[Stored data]
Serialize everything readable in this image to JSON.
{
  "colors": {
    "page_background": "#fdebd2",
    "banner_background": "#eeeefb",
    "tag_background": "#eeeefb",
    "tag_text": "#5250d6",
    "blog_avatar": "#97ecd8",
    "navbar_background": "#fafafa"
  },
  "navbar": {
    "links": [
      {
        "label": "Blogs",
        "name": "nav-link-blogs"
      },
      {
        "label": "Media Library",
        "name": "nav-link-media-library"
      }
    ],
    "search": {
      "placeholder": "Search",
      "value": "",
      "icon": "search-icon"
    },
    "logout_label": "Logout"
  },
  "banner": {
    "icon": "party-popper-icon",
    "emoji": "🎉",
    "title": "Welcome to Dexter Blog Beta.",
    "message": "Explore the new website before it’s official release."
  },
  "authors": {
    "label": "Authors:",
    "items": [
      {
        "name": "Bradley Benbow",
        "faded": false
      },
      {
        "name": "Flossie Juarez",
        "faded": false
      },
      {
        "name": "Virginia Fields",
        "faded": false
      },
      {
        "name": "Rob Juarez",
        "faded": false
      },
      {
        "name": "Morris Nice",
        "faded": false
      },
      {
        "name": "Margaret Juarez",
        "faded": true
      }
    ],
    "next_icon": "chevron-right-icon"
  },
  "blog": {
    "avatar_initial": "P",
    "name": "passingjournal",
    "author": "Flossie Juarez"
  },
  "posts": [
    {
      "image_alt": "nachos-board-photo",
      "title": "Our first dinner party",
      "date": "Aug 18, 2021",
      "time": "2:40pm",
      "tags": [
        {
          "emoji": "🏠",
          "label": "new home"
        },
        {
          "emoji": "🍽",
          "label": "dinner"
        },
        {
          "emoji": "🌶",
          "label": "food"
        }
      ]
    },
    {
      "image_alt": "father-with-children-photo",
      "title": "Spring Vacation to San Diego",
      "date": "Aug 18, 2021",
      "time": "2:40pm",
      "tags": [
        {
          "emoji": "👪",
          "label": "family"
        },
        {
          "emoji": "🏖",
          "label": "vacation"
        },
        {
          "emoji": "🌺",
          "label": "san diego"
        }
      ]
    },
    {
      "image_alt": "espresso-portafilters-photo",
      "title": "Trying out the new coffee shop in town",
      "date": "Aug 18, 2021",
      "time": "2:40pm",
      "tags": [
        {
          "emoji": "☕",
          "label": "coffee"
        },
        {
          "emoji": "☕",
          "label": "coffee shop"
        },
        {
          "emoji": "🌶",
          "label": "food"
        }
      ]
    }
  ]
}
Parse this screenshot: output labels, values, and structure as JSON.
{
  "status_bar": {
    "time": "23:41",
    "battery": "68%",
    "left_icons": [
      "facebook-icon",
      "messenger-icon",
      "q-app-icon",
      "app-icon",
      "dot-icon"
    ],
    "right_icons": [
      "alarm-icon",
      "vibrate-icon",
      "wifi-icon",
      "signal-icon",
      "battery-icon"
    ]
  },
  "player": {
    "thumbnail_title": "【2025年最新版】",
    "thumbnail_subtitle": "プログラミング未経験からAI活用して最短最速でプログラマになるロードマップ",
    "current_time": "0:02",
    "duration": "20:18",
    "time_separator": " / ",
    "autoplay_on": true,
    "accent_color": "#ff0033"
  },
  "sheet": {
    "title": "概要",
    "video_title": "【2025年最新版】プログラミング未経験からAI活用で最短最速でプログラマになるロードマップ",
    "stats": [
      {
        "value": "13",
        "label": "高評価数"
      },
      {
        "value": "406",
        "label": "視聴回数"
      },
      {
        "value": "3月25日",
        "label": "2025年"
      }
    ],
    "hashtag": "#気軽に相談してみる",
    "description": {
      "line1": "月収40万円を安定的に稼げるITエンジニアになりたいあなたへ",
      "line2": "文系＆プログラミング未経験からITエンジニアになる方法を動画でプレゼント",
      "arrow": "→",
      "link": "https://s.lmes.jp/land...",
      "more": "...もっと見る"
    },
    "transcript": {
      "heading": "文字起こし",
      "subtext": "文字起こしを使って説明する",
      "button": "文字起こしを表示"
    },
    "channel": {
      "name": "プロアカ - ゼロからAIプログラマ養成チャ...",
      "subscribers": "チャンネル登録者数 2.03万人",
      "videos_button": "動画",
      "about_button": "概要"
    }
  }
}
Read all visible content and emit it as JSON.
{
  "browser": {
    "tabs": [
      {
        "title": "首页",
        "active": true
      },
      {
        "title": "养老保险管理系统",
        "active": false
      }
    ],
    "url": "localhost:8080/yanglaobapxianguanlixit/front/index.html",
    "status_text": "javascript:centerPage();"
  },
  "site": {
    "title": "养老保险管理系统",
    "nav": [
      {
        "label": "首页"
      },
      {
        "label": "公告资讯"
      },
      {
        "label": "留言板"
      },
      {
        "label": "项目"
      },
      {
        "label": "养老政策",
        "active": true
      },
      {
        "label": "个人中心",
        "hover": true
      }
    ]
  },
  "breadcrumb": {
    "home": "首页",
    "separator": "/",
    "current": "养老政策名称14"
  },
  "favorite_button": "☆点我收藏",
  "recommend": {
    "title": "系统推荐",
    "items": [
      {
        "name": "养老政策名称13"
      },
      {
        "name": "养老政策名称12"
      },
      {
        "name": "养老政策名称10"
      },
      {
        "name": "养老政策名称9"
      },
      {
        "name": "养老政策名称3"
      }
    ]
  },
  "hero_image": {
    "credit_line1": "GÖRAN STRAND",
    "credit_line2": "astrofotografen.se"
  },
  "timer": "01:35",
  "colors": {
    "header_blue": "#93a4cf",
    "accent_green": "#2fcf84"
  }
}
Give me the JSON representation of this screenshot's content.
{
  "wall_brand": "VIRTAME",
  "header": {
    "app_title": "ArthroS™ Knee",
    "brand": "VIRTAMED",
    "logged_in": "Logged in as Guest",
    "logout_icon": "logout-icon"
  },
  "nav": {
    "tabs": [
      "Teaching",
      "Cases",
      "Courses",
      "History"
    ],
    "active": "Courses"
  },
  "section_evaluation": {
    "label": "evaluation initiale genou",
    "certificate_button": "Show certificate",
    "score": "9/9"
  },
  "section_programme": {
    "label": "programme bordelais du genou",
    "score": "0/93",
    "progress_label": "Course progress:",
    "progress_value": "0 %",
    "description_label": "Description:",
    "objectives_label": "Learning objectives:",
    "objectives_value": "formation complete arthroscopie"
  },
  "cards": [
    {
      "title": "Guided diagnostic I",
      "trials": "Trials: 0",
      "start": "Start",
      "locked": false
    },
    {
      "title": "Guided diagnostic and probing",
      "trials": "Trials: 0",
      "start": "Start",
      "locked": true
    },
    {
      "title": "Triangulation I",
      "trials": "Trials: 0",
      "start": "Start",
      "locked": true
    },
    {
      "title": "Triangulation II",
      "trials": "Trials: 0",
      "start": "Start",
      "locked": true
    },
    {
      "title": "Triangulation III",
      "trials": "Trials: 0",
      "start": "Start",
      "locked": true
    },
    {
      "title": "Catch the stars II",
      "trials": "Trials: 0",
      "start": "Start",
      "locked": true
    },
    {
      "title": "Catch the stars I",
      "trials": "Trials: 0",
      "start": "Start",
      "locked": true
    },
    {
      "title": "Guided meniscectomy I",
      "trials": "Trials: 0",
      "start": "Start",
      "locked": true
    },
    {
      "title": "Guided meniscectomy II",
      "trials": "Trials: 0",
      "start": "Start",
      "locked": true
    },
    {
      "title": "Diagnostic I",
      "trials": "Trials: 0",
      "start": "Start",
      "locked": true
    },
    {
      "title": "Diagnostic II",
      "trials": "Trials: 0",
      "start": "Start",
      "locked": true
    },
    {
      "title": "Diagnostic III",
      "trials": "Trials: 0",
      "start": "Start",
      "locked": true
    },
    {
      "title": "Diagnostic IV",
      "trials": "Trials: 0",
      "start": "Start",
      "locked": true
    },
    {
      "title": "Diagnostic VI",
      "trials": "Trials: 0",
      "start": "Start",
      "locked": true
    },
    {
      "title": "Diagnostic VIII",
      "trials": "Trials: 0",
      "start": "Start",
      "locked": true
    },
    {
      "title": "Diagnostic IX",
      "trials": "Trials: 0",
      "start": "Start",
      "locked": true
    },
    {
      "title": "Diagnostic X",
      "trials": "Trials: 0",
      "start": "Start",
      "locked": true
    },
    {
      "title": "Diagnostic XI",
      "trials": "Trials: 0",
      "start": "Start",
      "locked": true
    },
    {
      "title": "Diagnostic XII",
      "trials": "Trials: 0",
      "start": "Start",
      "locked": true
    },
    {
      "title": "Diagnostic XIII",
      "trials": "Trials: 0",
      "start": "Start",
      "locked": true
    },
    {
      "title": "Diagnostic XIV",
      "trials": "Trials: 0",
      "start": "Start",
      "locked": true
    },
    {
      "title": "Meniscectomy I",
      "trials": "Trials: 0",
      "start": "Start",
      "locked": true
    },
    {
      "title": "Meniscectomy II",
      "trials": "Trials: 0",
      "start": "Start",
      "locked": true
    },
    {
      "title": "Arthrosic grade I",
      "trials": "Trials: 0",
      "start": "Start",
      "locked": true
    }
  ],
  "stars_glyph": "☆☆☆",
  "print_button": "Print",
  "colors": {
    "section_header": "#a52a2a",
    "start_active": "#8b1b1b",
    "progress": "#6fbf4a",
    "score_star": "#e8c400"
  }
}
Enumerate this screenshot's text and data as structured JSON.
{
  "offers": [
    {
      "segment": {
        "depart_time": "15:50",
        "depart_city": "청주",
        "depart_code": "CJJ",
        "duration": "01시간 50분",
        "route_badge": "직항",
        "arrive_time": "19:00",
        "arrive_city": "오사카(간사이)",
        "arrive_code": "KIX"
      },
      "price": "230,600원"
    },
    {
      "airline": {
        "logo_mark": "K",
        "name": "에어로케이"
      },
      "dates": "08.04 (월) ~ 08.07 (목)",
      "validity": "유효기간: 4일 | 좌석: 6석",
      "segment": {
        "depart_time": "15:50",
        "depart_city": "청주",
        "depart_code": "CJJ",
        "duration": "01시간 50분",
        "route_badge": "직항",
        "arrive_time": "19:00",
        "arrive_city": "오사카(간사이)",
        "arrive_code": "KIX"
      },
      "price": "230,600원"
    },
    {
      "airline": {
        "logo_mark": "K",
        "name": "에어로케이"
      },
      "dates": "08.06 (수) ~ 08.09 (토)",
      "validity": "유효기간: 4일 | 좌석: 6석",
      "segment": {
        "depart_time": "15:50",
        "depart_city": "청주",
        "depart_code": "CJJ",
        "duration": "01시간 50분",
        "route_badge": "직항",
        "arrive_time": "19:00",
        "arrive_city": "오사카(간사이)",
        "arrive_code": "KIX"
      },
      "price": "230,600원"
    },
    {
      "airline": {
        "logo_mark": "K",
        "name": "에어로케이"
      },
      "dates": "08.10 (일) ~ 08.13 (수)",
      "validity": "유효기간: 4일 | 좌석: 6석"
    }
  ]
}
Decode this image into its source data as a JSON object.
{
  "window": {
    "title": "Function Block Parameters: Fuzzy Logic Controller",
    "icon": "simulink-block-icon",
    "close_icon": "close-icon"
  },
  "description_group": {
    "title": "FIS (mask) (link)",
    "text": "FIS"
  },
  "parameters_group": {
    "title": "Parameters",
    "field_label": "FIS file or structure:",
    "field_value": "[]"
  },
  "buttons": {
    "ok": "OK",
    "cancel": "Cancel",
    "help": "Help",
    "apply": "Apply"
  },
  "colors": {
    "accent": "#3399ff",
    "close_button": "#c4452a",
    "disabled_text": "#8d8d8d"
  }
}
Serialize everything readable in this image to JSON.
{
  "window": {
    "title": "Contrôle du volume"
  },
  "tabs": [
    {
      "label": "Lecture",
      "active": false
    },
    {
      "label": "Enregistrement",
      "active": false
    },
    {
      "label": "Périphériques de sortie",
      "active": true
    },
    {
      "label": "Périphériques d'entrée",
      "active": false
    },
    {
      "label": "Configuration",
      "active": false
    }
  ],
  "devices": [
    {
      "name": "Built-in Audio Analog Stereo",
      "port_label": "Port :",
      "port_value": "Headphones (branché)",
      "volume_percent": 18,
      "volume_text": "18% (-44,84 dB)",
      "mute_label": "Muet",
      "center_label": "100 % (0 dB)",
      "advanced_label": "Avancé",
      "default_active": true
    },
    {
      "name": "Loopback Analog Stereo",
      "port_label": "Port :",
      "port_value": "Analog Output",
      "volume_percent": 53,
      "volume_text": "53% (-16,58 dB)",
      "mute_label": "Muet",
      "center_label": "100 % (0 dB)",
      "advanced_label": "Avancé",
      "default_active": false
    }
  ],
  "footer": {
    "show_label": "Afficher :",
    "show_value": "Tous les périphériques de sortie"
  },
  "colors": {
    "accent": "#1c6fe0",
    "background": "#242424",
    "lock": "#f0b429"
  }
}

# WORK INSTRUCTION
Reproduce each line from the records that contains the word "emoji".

# RESPONSE
    "emoji": "🎉",
          "emoji": "🏠",
          "emoji": "🍽",
          "emoji": "🌶",
          "emoji": "👪",
          "emoji": "🏖",
          "emoji": "🌺",
          "emoji": "☕",
          "emoji": "☕",
          "emoji": "🌶",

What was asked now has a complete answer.